CHARLESTON, SC (WCSC) - The Charleston Animal Society is responding after one of their rescue dogs bites two children at the Farmer's Market over the weekend.
According to the Charleston Police report, on Saturday, around Noon, officers were alerted that a child was bitten by a dog at the crowded event at Marion Square in Downtown Charleston.
According to the police report, a boxer/rottweiler mixed dog was sitting next to it's foster owner, on a leash, when it suddenly lunged at a 3-year-old walking by.
The dog bit the child in the left thigh.
Police and animal service officers on scene approached the dog and foster owner.
According to the report, as the officers spoke to the foster owner, witnesses watched as the dog suddenly lunged again. This time, it bit a second 3-year-old, on the left shoulder.
Both children were treated by EMS on scene and then taken to MUSC. The police report states that MUSC's Children's Trauma Surgery Team was called to the emergency room for the second child bitten.
The current condition of the children is unknown.

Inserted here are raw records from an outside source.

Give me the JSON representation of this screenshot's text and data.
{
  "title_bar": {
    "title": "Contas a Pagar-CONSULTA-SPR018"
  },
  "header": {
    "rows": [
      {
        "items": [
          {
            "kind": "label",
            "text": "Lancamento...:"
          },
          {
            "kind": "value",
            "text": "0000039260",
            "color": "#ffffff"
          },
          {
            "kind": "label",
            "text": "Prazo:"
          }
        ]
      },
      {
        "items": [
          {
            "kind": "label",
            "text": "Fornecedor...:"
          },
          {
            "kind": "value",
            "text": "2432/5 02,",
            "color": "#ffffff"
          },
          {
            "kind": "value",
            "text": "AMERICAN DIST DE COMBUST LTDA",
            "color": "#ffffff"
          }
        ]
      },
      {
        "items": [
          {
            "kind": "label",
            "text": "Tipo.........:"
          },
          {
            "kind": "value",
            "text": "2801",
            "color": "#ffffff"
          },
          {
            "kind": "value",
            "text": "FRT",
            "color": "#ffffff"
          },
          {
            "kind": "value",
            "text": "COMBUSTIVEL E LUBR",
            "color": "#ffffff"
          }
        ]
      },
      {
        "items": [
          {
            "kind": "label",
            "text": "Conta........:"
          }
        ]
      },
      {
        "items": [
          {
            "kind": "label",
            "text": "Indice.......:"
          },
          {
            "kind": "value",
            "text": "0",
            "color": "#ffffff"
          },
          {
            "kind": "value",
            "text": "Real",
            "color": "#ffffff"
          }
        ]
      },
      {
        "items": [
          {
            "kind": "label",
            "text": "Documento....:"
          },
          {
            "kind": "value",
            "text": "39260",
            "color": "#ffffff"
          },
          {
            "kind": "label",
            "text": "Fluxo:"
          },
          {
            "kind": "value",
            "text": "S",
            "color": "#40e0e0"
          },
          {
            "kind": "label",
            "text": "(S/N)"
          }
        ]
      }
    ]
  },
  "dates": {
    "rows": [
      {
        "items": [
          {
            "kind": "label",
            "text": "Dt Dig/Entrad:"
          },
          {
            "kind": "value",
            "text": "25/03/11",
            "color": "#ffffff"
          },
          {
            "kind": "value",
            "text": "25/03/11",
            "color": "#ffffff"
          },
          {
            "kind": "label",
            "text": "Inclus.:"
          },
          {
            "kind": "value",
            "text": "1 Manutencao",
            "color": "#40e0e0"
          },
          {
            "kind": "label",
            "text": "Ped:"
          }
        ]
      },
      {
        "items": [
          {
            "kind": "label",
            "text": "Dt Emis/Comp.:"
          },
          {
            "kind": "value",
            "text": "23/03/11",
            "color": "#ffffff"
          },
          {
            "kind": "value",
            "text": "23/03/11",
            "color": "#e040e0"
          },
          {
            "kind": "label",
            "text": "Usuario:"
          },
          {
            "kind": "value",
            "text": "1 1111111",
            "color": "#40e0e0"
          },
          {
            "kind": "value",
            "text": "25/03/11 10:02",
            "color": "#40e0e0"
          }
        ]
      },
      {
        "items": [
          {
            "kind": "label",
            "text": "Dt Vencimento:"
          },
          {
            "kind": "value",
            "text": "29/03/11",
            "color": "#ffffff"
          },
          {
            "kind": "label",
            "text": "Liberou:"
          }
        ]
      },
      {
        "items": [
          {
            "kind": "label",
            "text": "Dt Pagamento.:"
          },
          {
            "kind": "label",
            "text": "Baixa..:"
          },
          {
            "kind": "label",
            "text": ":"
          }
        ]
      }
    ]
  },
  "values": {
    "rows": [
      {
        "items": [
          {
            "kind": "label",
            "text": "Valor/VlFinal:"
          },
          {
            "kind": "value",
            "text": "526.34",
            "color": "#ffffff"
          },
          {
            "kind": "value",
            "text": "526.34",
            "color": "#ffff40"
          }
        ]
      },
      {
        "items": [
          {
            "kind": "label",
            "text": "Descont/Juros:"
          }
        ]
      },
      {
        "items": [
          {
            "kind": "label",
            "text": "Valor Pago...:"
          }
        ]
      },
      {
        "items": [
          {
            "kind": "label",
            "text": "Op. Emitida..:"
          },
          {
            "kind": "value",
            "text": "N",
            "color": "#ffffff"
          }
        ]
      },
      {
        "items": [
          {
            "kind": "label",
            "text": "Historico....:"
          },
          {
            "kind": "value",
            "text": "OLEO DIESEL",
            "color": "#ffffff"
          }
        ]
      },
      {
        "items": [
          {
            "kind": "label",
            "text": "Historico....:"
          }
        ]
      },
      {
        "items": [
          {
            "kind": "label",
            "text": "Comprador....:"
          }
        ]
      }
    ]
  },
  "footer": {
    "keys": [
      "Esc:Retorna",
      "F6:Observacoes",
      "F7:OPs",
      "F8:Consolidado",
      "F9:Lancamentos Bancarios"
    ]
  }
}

CEO of the Charleston Animal Society, Joe Elmore, says the dog is presumed to be a around one years old. The dog was at the Farmer's Market with it's foster owner, also called foster ambassadors.
Elmore says the community foster ambassadors take dogs in temporarily, while they look to find a permanent home for the animal. During their stay with the foster families, Elmore says the dogs are taken to community events and exposed to other dogs and people. This is a program that's considered successful, with little incidents, at the Charleston Animal Society. Elmore says it's helped placed over 400 dogs with families.
Elmore says this rescue dog had no history of aggression and has been to other recent community events, with no problem. Elmore also says the dog had passed all of it's temperament assessments, a step they require before the rescue dogs are allowed to interact with other in public.
The dog has been taken back to the Charleston Animal Society, where it's currently being held in a ten day quarantine.
Elmore say these incidents are rare, however in most cases when a dog bites someone unprovoked, the animal will have to be put down.